§ Problem: Every single record needs to be restated word for word.

§ Study material:
----

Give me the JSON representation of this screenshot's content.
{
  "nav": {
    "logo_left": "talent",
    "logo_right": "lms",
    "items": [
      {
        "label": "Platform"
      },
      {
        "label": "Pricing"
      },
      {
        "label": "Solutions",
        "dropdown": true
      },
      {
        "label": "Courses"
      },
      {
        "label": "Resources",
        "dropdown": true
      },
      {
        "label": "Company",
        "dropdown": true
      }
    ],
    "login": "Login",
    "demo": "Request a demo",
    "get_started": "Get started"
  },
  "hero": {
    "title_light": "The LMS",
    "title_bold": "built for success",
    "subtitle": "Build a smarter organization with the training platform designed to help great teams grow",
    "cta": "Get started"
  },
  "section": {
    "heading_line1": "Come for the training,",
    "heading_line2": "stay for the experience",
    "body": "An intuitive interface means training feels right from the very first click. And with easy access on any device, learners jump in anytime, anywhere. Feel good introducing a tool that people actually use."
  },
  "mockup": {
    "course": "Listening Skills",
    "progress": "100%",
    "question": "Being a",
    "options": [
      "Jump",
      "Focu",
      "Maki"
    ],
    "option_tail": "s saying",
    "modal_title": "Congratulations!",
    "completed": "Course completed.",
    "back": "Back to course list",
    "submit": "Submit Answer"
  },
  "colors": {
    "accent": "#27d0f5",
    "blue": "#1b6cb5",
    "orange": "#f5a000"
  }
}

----

§ Solution:
Give me the JSON representation of this screenshot's content.
{
  "nav": {
    "logo_left": "talent",
    "logo_right": "lms",
    "items": [
      {
        "label": "Platform"
      },
      {
        "label": "Pricing"
      },
      {
        "label": "Solutions",
        "dropdown": true
      },
      {
        "label": "Courses"
      },
      {
        "label": "Resources",
        "dropdown": true
      },
      {
        "label": "Company",
        "dropdown": true
      }
    ],
    "login": "Login",
    "demo": "Request a demo",
    "get_started": "Get started"
  },
  "hero": {
    "title_light": "The LMS",
    "title_bold": "built for success",
    "subtitle": "Build a smarter organization with the training platform designed to help great teams grow",
    "cta": "Get started"
  },
  "section": {
    "heading_line1": "Come for the training,",
    "heading_line2": "stay for the experience",
    "body": "An intuitive interface means training feels right from the very first click. And with easy access on any device, learners jump in anytime, anywhere. Feel good introducing a tool that people actually use."
  },
  "mockup": {
    "course": "Listening Skills",
    "progress": "100%",
    "question": "Being a",
    "options": [
      "Jump",
      "Focu",
      "Maki"
    ],
    "option_tail": "s saying",
    "modal_title": "Congratulations!",
    "completed": "Course completed.",
    "back": "Back to course list",
    "submit": "Submit Answer"
  },
  "colors": {
    "accent": "#27d0f5",
    "blue": "#1b6cb5",
    "orange": "#f5a000"
  }
}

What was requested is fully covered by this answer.